A new regulation on wage payment methods for Shanghai-based organizations has been released and brought into effect as of August 1, 2016, according to the Shanghai Municipal Human Resource and Social Security Bureau.
The new regulation, issued to replace the 2003 version, expands the scope of application and makes several clarifications and improvements on wage calculation and standards. It is expected to minimize legal disputes regarding wage issues with more specific guidance and solutions.
Expansion of the Application Scope
Compared to the 2003 version of wage payment methods for Shanghai-based enterprises, the 2016 version extends the application scope to more types of organizations, including individual business entities, private non-enterprise units and legally established accounting firms, law firms, foundations, and any others that manage labor relations during business operations.
Standardization of Wage Levels
The definition of “wage” under the new provision consists of hourly wages, piece rates, bonuses, allowances, subsidies, and overtime stipends, etc. The provision stipulates that overtime and vacation payments should be calculated as an employee’s regular salary, which doesn’t include annual bonuses, subsidies, allowances, or other amounts distributed under special circumstances.
If there is no indication of overtime and vacation pay in the contract, such pay should be calculated as 70% of the employee’s total monthly payment. Following the previous regulation on wages for workers during probation periods that are to be no less than the minimum wage level, the Shanghai government explicitly specifies that wages are to be no less than 80% of the industry average or of the standards for regular employees.
Special wages such as the overtime piece rates, which were decided based on whether working hours had exceeded the statutory standards, are now also dependent on whether employees have fulfilled tasks according to the production quotas as set by organizations within reason. Wages granted under special occasions, including wages for employees undergoing public health checks, sentenced employees, or those who have violated labor contract law, are also regulated. For example, laborers who have been ruled out as a public disease threat are to be restored to their former positions and receive regular wages missed during the quarantine period.
Solutions for Labor Disputes

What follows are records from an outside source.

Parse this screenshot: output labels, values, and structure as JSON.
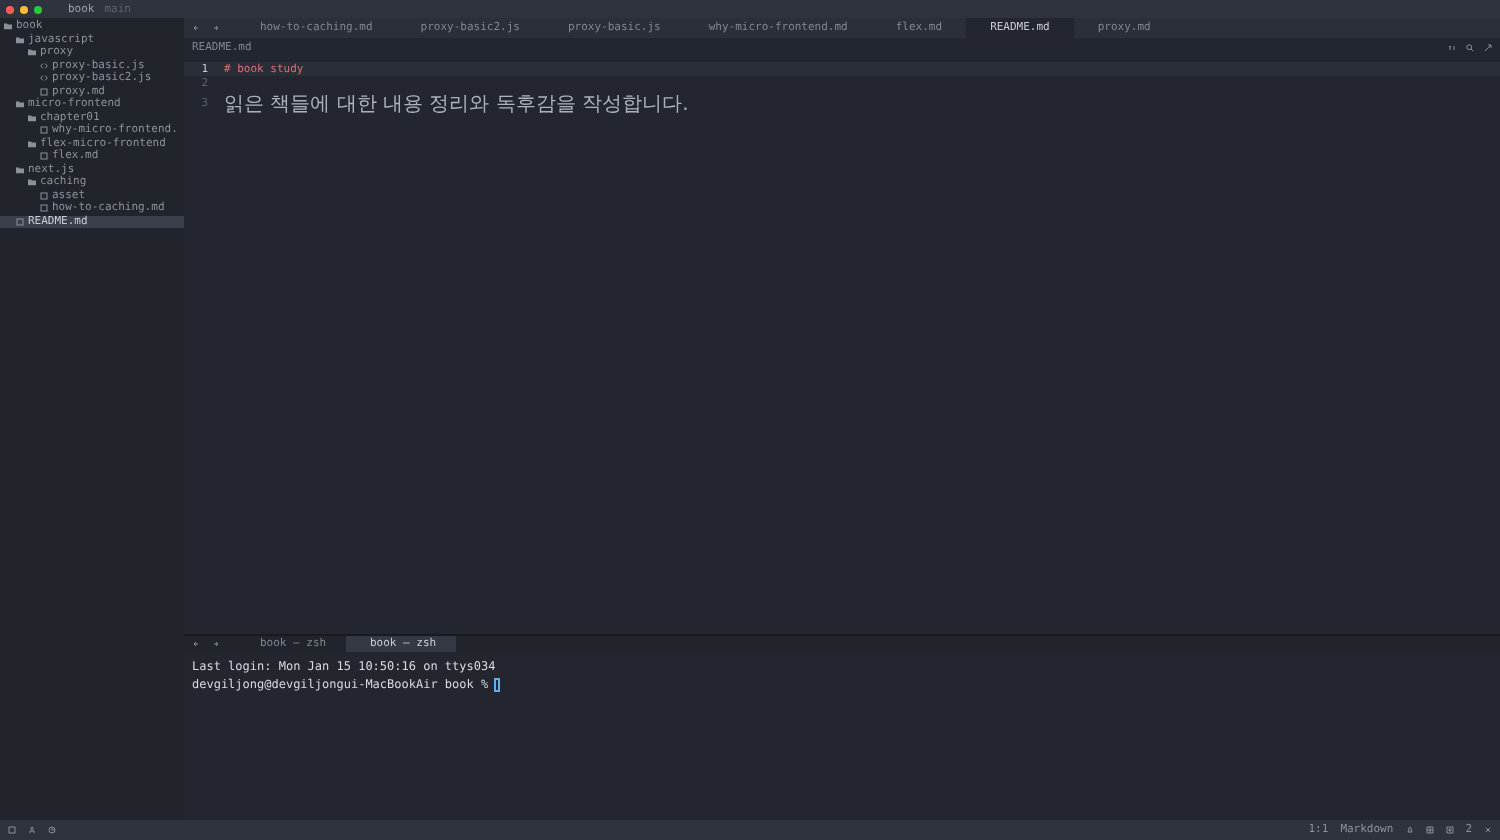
{
  "window": {
    "title": "book",
    "branch": "main"
  },
  "sidebar": {
    "tree": [
      {
        "label": "book",
        "kind": "folder",
        "selected": false,
        "children": [
          {
            "label": "javascript",
            "kind": "folder",
            "selected": false,
            "children": [
              {
                "label": "proxy",
                "kind": "folder",
                "selected": false,
                "children": [
                  {
                    "label": "proxy-basic.js",
                    "kind": "script",
                    "selected": false
                  },
                  {
                    "label": "proxy-basic2.js",
                    "kind": "script",
                    "selected": false
                  },
                  {
                    "label": "proxy.md",
                    "kind": "doc",
                    "selected": false
                  }
                ]
              }
            ]
          },
          {
            "label": "micro-frontend",
            "kind": "folder",
            "selected": false,
            "children": [
              {
                "label": "chapter01",
                "kind": "folder",
                "selected": false,
                "children": [
                  {
                    "label": "why-micro-frontend.",
                    "kind": "doc",
                    "selected": false
                  }
                ]
              },
              {
                "label": "flex-micro-frontend",
                "kind": "folder",
                "selected": false,
                "children": [
                  {
                    "label": "flex.md",
                    "kind": "doc",
                    "selected": false
                  }
                ]
              }
            ]
          },
          {
            "label": "next.js",
            "kind": "folder",
            "selected": false,
            "children": [
              {
                "label": "caching",
                "kind": "folder",
                "selected": false,
                "children": [
                  {
                    "label": "asset",
                    "kind": "doc",
                    "selected": false
                  },
                  {
                    "label": "how-to-caching.md",
                    "kind": "doc",
                    "selected": false
                  }
                ]
              }
            ]
          },
          {
            "label": "README.md",
            "kind": "doc",
            "selected": true
          }
        ]
      }
    ]
  },
  "tabs": [
    {
      "label": "how-to-caching.md",
      "selected": false
    },
    {
      "label": "proxy-basic2.js",
      "selected": false
    },
    {
      "label": "proxy-basic.js",
      "selected": false
    },
    {
      "label": "why-micro-frontend.md",
      "selected": false
    },
    {
      "label": "flex.md",
      "selected": false
    },
    {
      "label": "README.md",
      "selected": true
    },
    {
      "label": "proxy.md",
      "selected": false
    }
  ],
  "editor": {
    "breadcrumb": "README.md",
    "lines": [
      {
        "number": "1",
        "text": "# book study",
        "kind": "heading"
      },
      {
        "number": "2"
      },
      {
        "number": "3",
        "text": "읽은 책들에 대한 내용 정리와 독후감을 작성합니다.",
        "kind": "text"
      }
    ]
  },
  "terminal": {
    "tabs": [
      {
        "label": "book — zsh",
        "selected": false
      },
      {
        "label": "book — zsh",
        "selected": true
      }
    ],
    "lines": [
      "Last login: Mon Jan 15 10:50:16 on ttys034",
      "devgiljong@devgiljongui-MacBookAir book %"
    ]
  },
  "status_bar": {
    "position": "1:1",
    "language": "Markdown",
    "count": "2"
  }
}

Considering inflammatory labor disputes of the past, the Shanghai Human Resource and Social Security Bureau has imposed heightened control over employers’ misconduct. In cases where an organization’s decision to illicitly terminate a contract is revoked by the People’s court, employees may legally pursue wages owed during the litigation, arbitration, and mediation periods.
Impacts on Shanghai-based Organizations
The standardization of defining and calculating wages has restrained an organization’s freedom when managing financial conditions. However, it also serves as a benchmark when employers are drafting contract terms and provides solid proof in case of a labor dispute. The new regulation gives leeway for organizations to prepare and adjust business operations based on the required minimum labor costs in various circumstances.
Furthermore, the regulation protects organizations when employees violate labor laws or contracts by giving employers the right to directly lower wages without penalty. In the past, whether organizations could economically punish employees was a controversial issue. The new provision affords organizations the independence to manage employees and requires them to ensure the legitimacy, effectiveness, and feasibility of company rules.
The new regulation highlights the labor contract, as it plays a critical role in determining whether an organization may pay off wages at once when an employee leaves his or her position. Unless specified in the contract, an organization could negotiate and wait until workers return company-owned property to pay off wages if the workers agree. We suggest that organizations be specific with employment terms and include all relevant wage levels in labor contracts to avoid confusion and conflicts.
Original article posted by China Briefing. Since its establishment in 1992, Dezan Shira & Associates has been guiding American investors through Asia’s complex regulatory environment and assisting them with all aspects of legal, accounting, tax, internal control, HR, payroll, and audit matters. As a full-service consultancy with operational offices across China, Hong Kong, India, and emerging ASEAN, including liaison offices in Boston and Waltham specifically established to support our American clients, we are your reliable partner for business expansion in Asia and beyond. For inquiries, email us at [email protected]. For further information about our firm and how we can support American investors in Asia, visit our North American Desk.